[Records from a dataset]
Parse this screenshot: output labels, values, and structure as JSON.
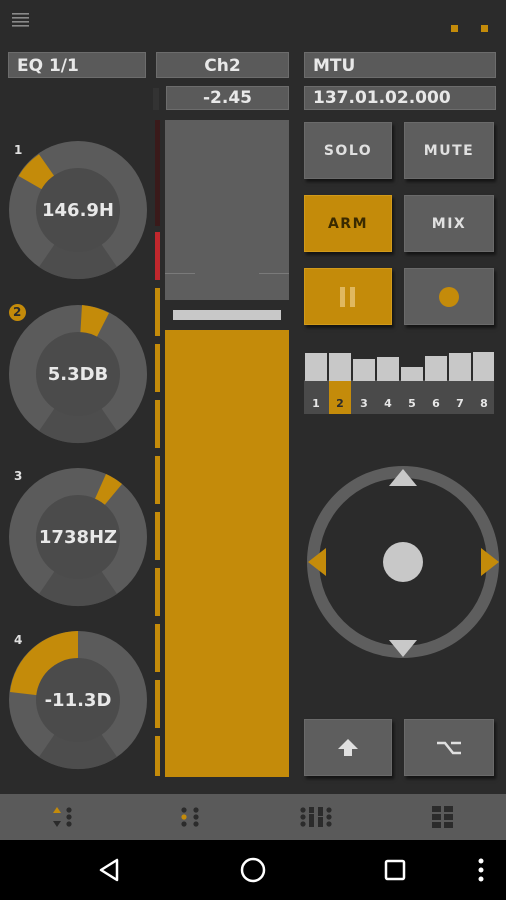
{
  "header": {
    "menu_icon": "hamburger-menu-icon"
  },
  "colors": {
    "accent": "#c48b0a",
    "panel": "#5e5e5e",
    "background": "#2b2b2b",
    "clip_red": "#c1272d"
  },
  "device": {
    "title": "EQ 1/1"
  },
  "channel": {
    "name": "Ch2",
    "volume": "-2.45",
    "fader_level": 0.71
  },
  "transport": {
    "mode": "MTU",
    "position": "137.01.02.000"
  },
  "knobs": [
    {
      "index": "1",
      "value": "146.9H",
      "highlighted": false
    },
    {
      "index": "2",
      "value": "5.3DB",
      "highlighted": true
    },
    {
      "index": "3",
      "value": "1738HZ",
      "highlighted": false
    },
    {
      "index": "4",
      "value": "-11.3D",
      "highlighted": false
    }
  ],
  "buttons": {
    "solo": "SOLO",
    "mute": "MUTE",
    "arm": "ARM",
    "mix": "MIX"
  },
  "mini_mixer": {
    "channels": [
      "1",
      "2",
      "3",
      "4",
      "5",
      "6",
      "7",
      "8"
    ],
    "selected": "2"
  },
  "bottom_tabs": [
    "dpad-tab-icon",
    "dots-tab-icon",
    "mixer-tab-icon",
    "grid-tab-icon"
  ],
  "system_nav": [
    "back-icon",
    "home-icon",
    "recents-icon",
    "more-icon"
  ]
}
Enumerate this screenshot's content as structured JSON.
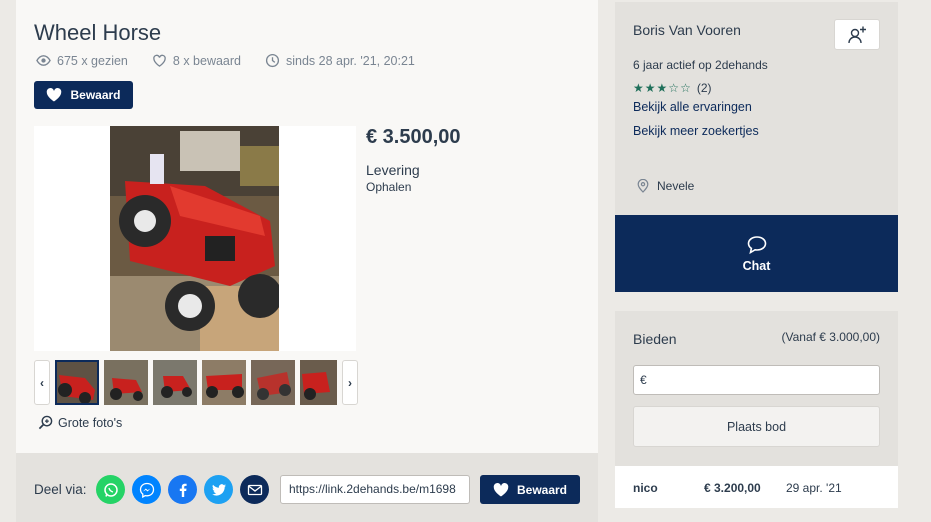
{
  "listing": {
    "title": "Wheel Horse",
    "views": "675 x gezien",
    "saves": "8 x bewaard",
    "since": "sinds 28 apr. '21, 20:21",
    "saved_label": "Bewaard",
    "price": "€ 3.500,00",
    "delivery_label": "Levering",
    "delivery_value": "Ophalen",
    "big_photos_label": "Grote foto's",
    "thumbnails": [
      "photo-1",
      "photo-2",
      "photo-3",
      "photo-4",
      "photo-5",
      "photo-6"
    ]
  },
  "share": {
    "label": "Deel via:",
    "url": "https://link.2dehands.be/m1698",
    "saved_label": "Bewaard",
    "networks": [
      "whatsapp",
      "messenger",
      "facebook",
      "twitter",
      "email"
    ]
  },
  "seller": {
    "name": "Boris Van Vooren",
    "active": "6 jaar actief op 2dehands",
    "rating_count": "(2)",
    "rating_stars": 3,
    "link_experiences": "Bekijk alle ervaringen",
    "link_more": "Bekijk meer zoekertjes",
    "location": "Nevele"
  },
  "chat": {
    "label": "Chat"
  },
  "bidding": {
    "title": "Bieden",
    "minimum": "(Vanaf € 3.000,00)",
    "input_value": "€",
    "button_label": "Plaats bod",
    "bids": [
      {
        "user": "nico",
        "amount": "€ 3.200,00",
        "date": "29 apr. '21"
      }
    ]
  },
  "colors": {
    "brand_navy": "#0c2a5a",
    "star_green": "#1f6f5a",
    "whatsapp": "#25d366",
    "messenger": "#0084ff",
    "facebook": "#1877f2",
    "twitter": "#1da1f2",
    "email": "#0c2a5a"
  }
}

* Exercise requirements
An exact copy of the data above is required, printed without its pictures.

* Completed exercise
Parse this screenshot: output labels, values, and structure as JSON.
{
  "header": {
    "menu_icon": "hamburger-menu-icon"
  },
  "colors": {
    "accent": "#c48b0a",
    "panel": "#5e5e5e",
    "background": "#2b2b2b",
    "clip_red": "#c1272d"
  },
  "device": {
    "title": "EQ 1/1"
  },
  "channel": {
    "name": "Ch2",
    "volume": "-2.45",
    "fader_level": 0.71
  },
  "transport": {
    "mode": "MTU",
    "position": "137.01.02.000"
  },
  "knobs": [
    {
      "index": "1",
      "value": "146.9H",
      "highlighted": false
    },
    {
      "index": "2",
      "value": "5.3DB",
      "highlighted": true
    },
    {
      "index": "3",
      "value": "1738HZ",
      "highlighted": false
    },
    {
      "index": "4",
      "value": "-11.3D",
      "highlighted": false
    }
  ],
  "buttons": {
    "solo": "SOLO",
    "mute": "MUTE",
    "arm": "ARM",
    "mix": "MIX"
  },
  "mini_mixer": {
    "channels": [
      "1",
      "2",
      "3",
      "4",
      "5",
      "6",
      "7",
      "8"
    ],
    "selected": "2"
  },
  "bottom_tabs": [
    "dpad-tab-icon",
    "dots-tab-icon",
    "mixer-tab-icon",
    "grid-tab-icon"
  ],
  "system_nav": [
    "back-icon",
    "home-icon",
    "recents-icon",
    "more-icon"
  ]
}
Enumerate this screenshot's content as structured JSON.
{
  "listing": {
    "title": "Wheel Horse",
    "views": "675 x gezien",
    "saves": "8 x bewaard",
    "since": "sinds 28 apr. '21, 20:21",
    "saved_label": "Bewaard",
    "price": "€ 3.500,00",
    "delivery_label": "Levering",
    "delivery_value": "Ophalen",
    "big_photos_label": "Grote foto's",
    "thumbnails": [
      "photo-1",
      "photo-2",
      "photo-3",
      "photo-4",
      "photo-5",
      "photo-6"
    ]
  },
  "share": {
    "label": "Deel via:",
    "url": "https://link.2dehands.be/m1698",
    "saved_label": "Bewaard",
    "networks": [
      "whatsapp",
      "messenger",
      "facebook",
      "twitter",
      "email"
    ]
  },
  "seller": {
    "name": "Boris Van Vooren",
    "active": "6 jaar actief op 2dehands",
    "rating_count": "(2)",
    "rating_stars": 3,
    "link_experiences": "Bekijk alle ervaringen",
    "link_more": "Bekijk meer zoekertjes",
    "location": "Nevele"
  },
  "chat": {
    "label": "Chat"
  },
  "bidding": {
    "title": "Bieden",
    "minimum": "(Vanaf € 3.000,00)",
    "input_value": "€",
    "button_label": "Plaats bod",
    "bids": [
      {
        "user": "nico",
        "amount": "€ 3.200,00",
        "date": "29 apr. '21"
      }
    ]
  },
  "colors": {
    "brand_navy": "#0c2a5a",
    "star_green": "#1f6f5a",
    "whatsapp": "#25d366",
    "messenger": "#0084ff",
    "facebook": "#1877f2",
    "twitter": "#1da1f2",
    "email": "#0c2a5a"
  }
}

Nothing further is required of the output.